First we have to define what a 'happy ending' really is. Isn't the phrase itself a bit contradictory? How can something be happy when it's about to end? Of course, in a story we can say that if a couple finally finds their way into each others' arms and shares a passionate kiss (or a passionate night), get married, look back at their life and feel happy, that's an 'official' happy ending. A conclusion to the story that's being told. Okay, so the story (or book) ends, but where does that leave the characters? Aren't they just at the beginning, rather than the end?
I once heard that every story can have a happy ending, it only depends on where you end it. I couldn't agree more! Just think about it. The author has full authority to decide where to end the story, thus creating an ending, but that doesn't mean that the story truly ends there. Sometimes we don't want to know what happens after that blissful moment, because it's enough to know that the couple is happy right there and then. Whether they will become a screaming, arguing shadow of themselves in let's say ten years' time or live happily ever after, it doesn't matter. Personally I love stories that start after that happy ending, or ones that go beyond. I enjoy a glimpse behind that particular curtain, and find out what happens when the purple fog has subsided and there aren't anymore butterflies. But that's just me.
I guess deep down everyone needs closure. When readers become fond of characters, they root for them, wanting them to achieve all the happiness they deserve. They need to know that the characters "will be okay". They might be creations of one's mind, but can take on a deeper meaning than that.

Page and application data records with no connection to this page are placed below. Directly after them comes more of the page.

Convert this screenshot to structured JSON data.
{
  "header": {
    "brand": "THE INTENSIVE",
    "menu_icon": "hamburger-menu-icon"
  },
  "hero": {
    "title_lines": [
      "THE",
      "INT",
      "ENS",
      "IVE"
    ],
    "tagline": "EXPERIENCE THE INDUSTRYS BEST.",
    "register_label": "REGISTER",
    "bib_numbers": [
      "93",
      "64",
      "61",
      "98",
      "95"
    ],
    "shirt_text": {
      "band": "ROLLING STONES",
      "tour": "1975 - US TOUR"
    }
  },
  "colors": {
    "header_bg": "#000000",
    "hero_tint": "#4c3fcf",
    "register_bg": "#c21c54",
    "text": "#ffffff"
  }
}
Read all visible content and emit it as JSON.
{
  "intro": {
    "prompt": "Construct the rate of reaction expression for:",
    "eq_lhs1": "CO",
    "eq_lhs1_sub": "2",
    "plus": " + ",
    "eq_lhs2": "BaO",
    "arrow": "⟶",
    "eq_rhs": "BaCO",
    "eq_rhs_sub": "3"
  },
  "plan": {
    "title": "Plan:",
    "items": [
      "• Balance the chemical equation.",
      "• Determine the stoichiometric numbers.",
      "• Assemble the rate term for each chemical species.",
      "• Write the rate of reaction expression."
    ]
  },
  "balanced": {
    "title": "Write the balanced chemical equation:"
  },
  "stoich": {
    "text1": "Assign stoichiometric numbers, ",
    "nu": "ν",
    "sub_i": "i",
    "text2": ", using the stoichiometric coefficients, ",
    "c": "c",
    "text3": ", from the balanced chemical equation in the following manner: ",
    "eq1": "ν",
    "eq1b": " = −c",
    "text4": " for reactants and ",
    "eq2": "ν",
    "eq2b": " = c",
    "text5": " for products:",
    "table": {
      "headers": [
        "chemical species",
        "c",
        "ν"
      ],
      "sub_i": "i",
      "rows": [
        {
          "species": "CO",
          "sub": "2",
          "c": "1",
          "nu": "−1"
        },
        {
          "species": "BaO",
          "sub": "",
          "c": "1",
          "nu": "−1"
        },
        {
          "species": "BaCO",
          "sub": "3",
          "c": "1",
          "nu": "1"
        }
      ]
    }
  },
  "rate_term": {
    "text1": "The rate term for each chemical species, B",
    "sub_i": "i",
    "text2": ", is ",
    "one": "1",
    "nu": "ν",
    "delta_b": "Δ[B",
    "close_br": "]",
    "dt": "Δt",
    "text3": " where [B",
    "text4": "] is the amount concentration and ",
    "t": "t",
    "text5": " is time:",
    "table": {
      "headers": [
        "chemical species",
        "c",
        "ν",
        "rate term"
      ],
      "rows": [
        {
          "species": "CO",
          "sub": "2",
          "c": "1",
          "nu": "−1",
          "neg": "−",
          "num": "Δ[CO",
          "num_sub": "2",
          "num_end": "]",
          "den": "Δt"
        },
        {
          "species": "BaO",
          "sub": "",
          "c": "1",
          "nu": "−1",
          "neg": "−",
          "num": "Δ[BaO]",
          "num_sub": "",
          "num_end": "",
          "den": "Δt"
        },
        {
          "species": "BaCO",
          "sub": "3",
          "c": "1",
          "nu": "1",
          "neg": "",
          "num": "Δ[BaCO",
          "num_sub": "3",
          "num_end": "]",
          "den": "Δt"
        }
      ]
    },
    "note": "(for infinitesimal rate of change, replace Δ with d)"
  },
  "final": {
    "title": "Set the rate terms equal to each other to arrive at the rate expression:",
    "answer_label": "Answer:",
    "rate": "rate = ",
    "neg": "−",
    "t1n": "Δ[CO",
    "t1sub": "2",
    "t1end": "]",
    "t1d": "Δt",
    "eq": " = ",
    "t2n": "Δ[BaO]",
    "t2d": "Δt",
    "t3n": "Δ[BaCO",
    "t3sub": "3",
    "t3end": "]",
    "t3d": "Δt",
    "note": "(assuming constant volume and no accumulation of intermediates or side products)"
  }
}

When we read something, it's totally up to our imagination to interpret what's written down. We read between the lines, and even give the story a meaning the author didn't even think about. The characters have a life of their own. While reading about their struggles, heartbreak and achievements, they become part of our lives.
And the happy ending? Well, that's crucial in this process. Letting them go in a positive, reassuring way helps with our conscience and sense of our own achievement. Maybe it really doesn't matter what happens after the last chapter. Maybe the whole point is to make the impossible possible. To achieve the unachievable. To create an ending that couldn't be happier. Or rather a happy beginning. I think I like that version more, whenever I write. To give readers a sense of a happy beginning, which is also the end of the story of course, but includes way more than that. It creates a promise. A promise that won't be fulfilled, but that's not its purpose anyway. It simply needs to be there.
Sometimes that's all we need. The possibility for things to get better. So, there is always a happy ending when it also means the beginning of something even happier. Time will tell the rest (and in this case, our imagination). I would say that the same applies to life itself. With a little bit of imagination, we can see that promise in our day to day life. Every day brings us a new promise, a new chance at a happy ending (or rather happy beginning). We just need to make sure we don't miss that chance.
So, yes, happy endings are as real as the stories (or the characters) themselves. In real life, well, I think a happy-in-between is equally important. Okay, I think I will go now and create another happy beginning. Bye for now, and don't forget: the choice is yours, so why not make the next day another happy beginning? Time will pass anyway, so we might as well enjoy every minute.